Seamus Coffey also says that tax campaigners should be aghast at the Apple tax ruling, because it effectively suggests to companies that want to have their profits taxed at low rate in Ireland, that there is an effective way to achieve this. Companies all over the world could set up a central subsidiary that hoovers up as much of their profit as possible (within the confines of transfer pricing regulations). This subsidiary would maintain its board of directors in the home country but sets up a branch in Ireland that has the subsidiary’s only employees. As long as this is the only “operating capacity” of the subsidiary then the EC ruling implies that all of the profits will be allocated to the Irish branch and taxed in Ireland. Coffey argues that this would lead to huge profit shifting (particularly from companies headquartered in countries with territorial systems) and significant exploitation of Ireland’s 12.5 per cent Corporation Tax rate. The home countries to these companies would say to Ireland to look at the branch operating there and collect tax based on the risks, functions and assets in the branch and leave the residual profit with the “head office” for the home country to tax. But this would put Ireland in contradiction to the EC ruling, which essentially opens the possibility of Ireland becoming a tax haven of grand proportions.

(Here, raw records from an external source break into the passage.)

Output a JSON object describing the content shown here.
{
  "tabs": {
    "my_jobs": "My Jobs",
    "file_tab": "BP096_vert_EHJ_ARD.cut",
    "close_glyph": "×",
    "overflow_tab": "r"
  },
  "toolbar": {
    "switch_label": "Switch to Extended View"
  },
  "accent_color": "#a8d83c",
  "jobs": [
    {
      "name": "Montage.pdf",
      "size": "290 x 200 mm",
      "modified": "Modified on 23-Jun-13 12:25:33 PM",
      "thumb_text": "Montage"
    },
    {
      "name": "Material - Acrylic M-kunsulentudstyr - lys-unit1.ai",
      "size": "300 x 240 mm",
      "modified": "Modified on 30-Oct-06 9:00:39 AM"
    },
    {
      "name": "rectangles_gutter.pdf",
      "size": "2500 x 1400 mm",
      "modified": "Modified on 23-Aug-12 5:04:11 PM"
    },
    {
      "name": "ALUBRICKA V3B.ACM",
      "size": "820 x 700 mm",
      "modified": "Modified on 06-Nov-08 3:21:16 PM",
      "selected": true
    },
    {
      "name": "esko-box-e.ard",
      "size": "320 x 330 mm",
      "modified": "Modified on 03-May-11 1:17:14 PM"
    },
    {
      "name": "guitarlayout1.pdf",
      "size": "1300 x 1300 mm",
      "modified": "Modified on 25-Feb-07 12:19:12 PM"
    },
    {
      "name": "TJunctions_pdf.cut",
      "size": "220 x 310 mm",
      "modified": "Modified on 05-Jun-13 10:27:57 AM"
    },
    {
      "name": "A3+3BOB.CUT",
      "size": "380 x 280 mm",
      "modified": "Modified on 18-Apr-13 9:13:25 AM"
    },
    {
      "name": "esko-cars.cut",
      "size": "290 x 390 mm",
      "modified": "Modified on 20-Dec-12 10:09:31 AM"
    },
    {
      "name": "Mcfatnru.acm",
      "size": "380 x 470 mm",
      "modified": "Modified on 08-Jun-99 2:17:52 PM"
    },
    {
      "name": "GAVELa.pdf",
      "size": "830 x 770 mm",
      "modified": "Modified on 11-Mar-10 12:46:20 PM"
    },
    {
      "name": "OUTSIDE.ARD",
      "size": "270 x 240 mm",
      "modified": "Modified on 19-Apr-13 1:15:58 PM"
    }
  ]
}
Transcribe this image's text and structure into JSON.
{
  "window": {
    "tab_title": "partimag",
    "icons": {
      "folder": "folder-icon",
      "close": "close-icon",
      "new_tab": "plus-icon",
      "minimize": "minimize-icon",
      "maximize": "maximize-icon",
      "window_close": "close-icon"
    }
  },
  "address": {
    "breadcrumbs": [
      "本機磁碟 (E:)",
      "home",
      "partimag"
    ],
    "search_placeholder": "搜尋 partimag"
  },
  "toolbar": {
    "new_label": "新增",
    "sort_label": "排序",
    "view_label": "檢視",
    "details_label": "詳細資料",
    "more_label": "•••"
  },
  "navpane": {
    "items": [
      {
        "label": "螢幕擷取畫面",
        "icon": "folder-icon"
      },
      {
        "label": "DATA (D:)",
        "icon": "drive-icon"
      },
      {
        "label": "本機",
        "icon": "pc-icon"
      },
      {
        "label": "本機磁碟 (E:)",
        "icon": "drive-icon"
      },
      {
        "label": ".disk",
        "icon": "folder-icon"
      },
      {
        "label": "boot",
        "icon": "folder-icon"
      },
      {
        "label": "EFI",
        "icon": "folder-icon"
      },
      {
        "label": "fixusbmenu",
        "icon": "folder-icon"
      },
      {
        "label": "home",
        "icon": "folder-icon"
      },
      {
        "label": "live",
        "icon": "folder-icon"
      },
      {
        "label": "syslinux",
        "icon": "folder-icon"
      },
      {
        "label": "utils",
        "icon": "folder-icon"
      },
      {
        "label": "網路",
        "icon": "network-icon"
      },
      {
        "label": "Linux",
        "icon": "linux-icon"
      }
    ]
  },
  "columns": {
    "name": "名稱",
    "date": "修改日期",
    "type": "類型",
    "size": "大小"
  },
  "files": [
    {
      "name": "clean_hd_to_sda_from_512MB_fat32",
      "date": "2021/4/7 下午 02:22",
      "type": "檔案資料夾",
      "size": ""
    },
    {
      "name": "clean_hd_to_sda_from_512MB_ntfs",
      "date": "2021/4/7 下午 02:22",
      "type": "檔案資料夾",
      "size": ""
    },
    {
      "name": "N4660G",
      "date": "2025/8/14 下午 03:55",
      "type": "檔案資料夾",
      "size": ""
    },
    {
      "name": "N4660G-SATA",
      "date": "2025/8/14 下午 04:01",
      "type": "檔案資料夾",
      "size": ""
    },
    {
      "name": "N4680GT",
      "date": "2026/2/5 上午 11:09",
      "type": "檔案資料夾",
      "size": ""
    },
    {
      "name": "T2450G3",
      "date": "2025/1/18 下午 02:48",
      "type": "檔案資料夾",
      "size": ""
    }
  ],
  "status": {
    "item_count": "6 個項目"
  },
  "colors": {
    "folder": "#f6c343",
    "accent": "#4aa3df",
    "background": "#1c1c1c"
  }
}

Aidan Regan at The Irish Economy writes that the European Commission have sparked a revolution against corporate tax avoidance. Regan argues that globalization has made it much easier for footloose capital and international firms to move across borders, and avoid paying tax. This means it’s increasingly difficult to apply the principle that tax should be paid in the country where profits are made. It is a massive collective action problem that requires an assertive Commission, willing to confront rogue member-states, challenge capital interests, and be open to legal challenge. The EU Commission has therefore acted in the general interest of European citizens and business, and shown that it can act as a supranational counterweight to the untrammelled forces of globalization.
Sebastian Dullien at Social Europe says the Apple bill is not protectionism, as others have been arguing. Apple has used a complicated tax structure that takes advantage of idiosyncratic characteristics of the US and Irish tax systems, which leaves parts of their profits basically untaxed in either jurisdiction. Closing this loophole and clawing pack unpaid taxes is not specifically aimed at hurting US companies. Moreover, it is not clear which domestic competitor might be protected: In Apple’s line of business, there simply is no European supplier.
Sebastian Dullien also argues that Apple might have had ‘legitimate expectations’ that its tax engineering was legal (after receiving assurances from the Irish government about the legality of its tax structure), but legitimate expectations have a limit. If a structure was chosen under which the company paid less than one percent in effective taxes on their profits while statutory rates (which are paid by most European companies) run in the double digits, Apple managers should have known that something was wrong. For Dullien, this case demonstrates that international conflicts are inevitable whenever governments challenge the excesses of multinational corporations, as any of these attempts will impact on other countries. It is an illusion to drive forward the international trade in goods, services, capital and intellectual property without also integrating the structures overseeing, regulating and taxing multinationals.